The concept of “Xeriscape” or water-wise designs is often misunderstood. These are NOT just recreations of desert environments using rocks and cactus; these principles utilize native and adaptive plants from the area in which they are created. Using native and low-water-use plants and grasses is the key to controlling irrigation demand.

Experts say that “native plants” have three distinguishing characteristics: 1. It ‘arrived’ by means of water, wind, the fur of a migrating animal, or by bird or animal droppings; 2. The plant evolved over a long period of time and now thrives; and 3. It has not been ‘tampered with’ by humans. It is the place of origin that determines whether or not it is native to the region. Selecting drought-tolerant or drought-resistant plants is another key strategy to not only reduce the need for supplemental water but to increase their incidence of survival, as well.

Soil quality influences how well plants will survive or thrive, so the first step should be to have the soil analyzed. Select the plants after the soil test is complete to know which are best suited for the soil you have to work with. The use of mulch will help save water by reducing evaporation, cooling the soil, and controlling weeds. Using organic mulch (grass clippings, shredded leaves, wood chips, bark mulches, and pine ‘straw’) and compost in flower beds can significantly reduce the amount of water the plants will need to thrive.
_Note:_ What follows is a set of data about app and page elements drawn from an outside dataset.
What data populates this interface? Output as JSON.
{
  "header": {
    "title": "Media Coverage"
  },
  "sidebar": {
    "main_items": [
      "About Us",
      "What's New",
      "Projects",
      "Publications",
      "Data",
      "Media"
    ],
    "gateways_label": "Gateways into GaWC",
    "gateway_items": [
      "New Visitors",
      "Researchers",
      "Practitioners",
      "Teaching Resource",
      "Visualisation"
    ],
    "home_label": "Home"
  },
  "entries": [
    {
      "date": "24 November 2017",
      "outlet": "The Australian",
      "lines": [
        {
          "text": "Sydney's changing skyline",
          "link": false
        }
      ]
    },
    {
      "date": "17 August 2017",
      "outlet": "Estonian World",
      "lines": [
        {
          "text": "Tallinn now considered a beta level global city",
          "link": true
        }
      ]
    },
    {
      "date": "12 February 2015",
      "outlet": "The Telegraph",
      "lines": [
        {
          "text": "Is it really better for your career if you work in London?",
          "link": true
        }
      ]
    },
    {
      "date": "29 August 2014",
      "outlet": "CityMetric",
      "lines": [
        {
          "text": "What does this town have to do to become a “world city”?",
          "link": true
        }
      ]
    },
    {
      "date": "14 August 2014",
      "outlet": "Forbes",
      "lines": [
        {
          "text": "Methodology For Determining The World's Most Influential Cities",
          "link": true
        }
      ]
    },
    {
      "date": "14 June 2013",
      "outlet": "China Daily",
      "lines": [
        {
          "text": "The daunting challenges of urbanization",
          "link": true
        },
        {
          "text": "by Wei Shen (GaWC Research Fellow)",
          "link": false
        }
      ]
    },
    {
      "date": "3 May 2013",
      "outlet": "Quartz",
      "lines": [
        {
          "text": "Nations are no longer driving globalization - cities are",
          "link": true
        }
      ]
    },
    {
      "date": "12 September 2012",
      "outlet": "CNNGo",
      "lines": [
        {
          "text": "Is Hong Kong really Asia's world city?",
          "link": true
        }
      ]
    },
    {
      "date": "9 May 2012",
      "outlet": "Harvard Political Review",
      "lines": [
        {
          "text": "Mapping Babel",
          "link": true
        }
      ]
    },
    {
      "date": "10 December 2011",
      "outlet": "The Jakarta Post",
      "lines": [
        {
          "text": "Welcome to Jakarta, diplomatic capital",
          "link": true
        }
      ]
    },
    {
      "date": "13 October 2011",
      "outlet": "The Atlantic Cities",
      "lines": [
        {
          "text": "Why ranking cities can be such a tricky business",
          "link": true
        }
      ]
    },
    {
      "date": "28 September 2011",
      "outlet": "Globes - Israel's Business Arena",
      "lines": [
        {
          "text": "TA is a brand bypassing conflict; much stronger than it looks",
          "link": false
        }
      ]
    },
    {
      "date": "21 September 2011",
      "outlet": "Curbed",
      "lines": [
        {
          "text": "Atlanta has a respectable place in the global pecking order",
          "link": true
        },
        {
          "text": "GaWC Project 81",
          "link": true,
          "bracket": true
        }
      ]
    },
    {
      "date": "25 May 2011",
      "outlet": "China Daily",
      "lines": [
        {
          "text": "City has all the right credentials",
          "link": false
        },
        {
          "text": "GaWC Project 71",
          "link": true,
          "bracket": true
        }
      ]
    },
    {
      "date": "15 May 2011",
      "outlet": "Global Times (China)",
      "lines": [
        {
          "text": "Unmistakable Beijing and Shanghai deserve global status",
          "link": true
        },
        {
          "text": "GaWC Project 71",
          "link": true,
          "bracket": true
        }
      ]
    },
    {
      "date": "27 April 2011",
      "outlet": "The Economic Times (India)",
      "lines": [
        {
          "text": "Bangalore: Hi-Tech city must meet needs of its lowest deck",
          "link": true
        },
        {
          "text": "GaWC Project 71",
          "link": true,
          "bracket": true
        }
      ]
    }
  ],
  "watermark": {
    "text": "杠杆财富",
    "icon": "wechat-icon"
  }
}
Poor irrigation scheduling – Watering too often and for too long — is the number one source of water waste associated with irrigation, followed by poor system design, inefficient equipment, and poor maintenance. Apply water only when and where it is needed. Just because you have a sprinkler system, don’t assume that you are using water efficiently. Even the most elaborate system can waste water because residents either don’t know how or don’t bother to set the frequency and timing controls after the initial settings. Experts suggest that, for proper efficiency, the entire irrigation system controllers be reprogrammed at least monthly to respond to changing rainfall and temperatures. The entire system should be checked for leaks periodically, too. Installing a device that shuts off an automatic irrigation system when it has rained or is raining is a must and can save up to 10 percent of water used outdoors. If you don’t have one, get one.
Find and repair any broken heads, seals or pipes in your irrigation system. Watch the entire cycle to make sure that the water is going where it is needed and that all areas you intend to water are getting wet. Make control modifications as appropriate. If serious water savings interest you, consider replacing a conventional sprinkler system for non-turf areas with a drip-irrigation system — the savings can be as much as 75 percent.

Remember, YOU are the most important water conservation ‘tool’ at your house. Make using water more efficiently a priority!

Written by Barbara Payne